Summer, Los Angeles, mourning Marlon Garfield, listening to the same song on repeat in Albertine‘s beach apartment by the old abandoned middle school where the neighborhood was dead quiet and you could hear the hush of the freeway nine miles away and the streets smelled like eucalyptus leaves.
The song would end and begin again:
“I hear mariachi static on my radio
And the tubes they glow in the dark
And I’m there with her in Ensenada
And I’m here in Echo Park
Carmelita, hold me tighter
I think I’m sinking down
And I’m all strung out on heroin
On the outskirts of town”
Outside her window, a brown palm tree against clear blue sky.
Sweaty Denton, Texas with Byron and Ben Frank and May Stimpson, a gothic Texas nightmare of road-killed deer and fear of cops and running down dark highways on LSD, topless in just boxers and cowboy boots with no stars out and the sounds of the coyotes in the desert. Percocet, hash, pizza, plastic masks, Viking swords, stick ’n’ pokes, vampire teeth.
Chicago—death, evictions, reading St Augustine and Teresa of Avila, reading the Summa Theologica of Thomas Aquinas, reading the Bible trying to find answers, a French Canadian girl with lipstick on her teeth and pale blue hair nodding off on the couch, cold wet sneakers, everyone so young, such babies, baby-faced, well-dressed in their thrift store suits and coats, girls kissing in backrooms, new friends sitting on buggy couches, lice, nits, bedbugs, hummus, pita, heroin, Polaroids, grape leaves, awkward sex, freezing slush.

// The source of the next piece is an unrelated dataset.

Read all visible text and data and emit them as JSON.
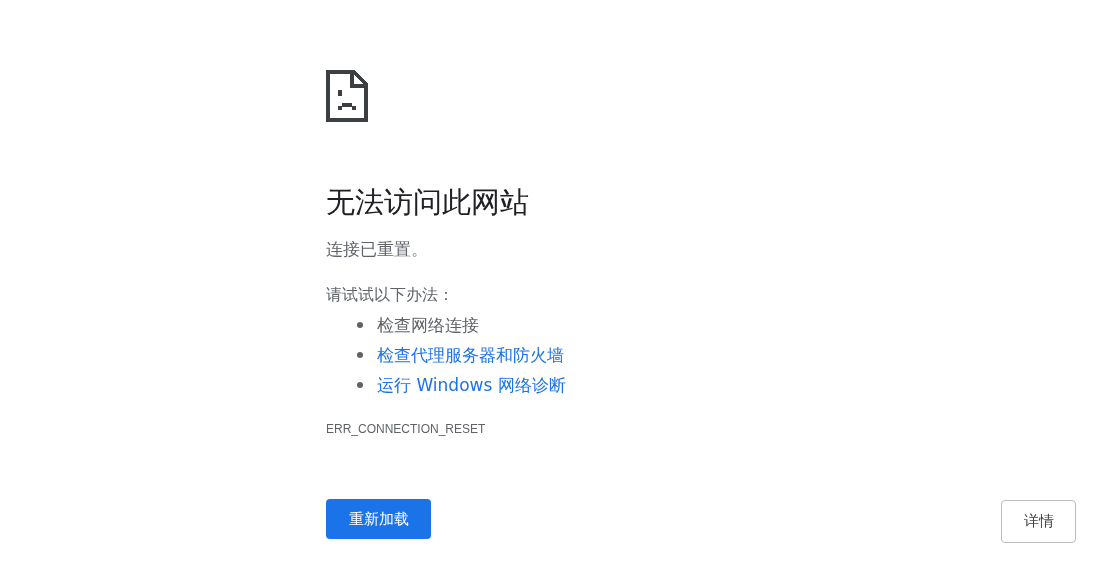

She thought of beautiful, kind May Stimpson and how she wanted to be her so much she nearly loved her. May, Ben Frank, Byron, and where had they all gone? They said they’d be friends forever but nothing. As nothing as the black through the windows. Now and then the sound of the wind as it whistled around the cabin, the old walls groaning. Everyone gone. Agnes with a month to herself. Her secretary job lost when the hospital administration closed the O.B. department. Cindy from the gym watching the apartment. Her kid with family because Agnes was “deemed unstable and an unsuitable guardian.” Agnes in exile. Or not. A break. To think things through. To reassess and come back to what she once was.
It’s not too late to change, she told herself on the drive up to the cabin, the snow falling and the dark woods all around. You can be that person again and slough off all those years of lifeless life.

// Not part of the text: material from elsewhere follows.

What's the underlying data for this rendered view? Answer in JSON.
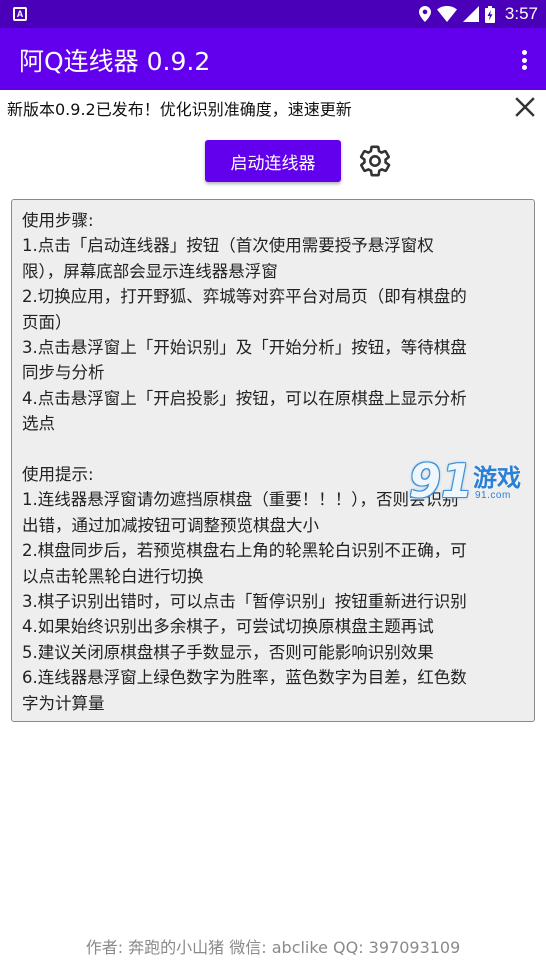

“Slough” is the name of the outer layer of skin a snake wriggles out of—she learned that in high school. A snake doesn’t have to plan and scheme and worry itself sick to shed its skin but you will. You don’t have much as far as instincts so you’ll have to be smart about this if you’re going to do it. The one thing you have on your side is brains. Being smart didn’t do a lot of good for you in the past but it’s what you have and you’ve got to make it work.
Side B of the Requiem is heavier than side A—as it should be, she thought—and Agnes saw herself floating in that inflatable raft years ago, the lake mirrored orange-blue as the sunset, jagged pines rising all around, the mellow sky above her, soft air, thinking All is all right. She knew it then but what now? All is not all right. Life gets in the way of your plans. “Life” as a beautiful boy with brain damage, watching the clouds with empty eyes in a room full of flowers. “Life” as a pile of skulls stretching up to the sky—skulls in a pyramid, yellow-white, towering. “Life” as a cartoon-large tombstone reading “Fuck My Life” that falls forward and crushes you flat, blotting out the light.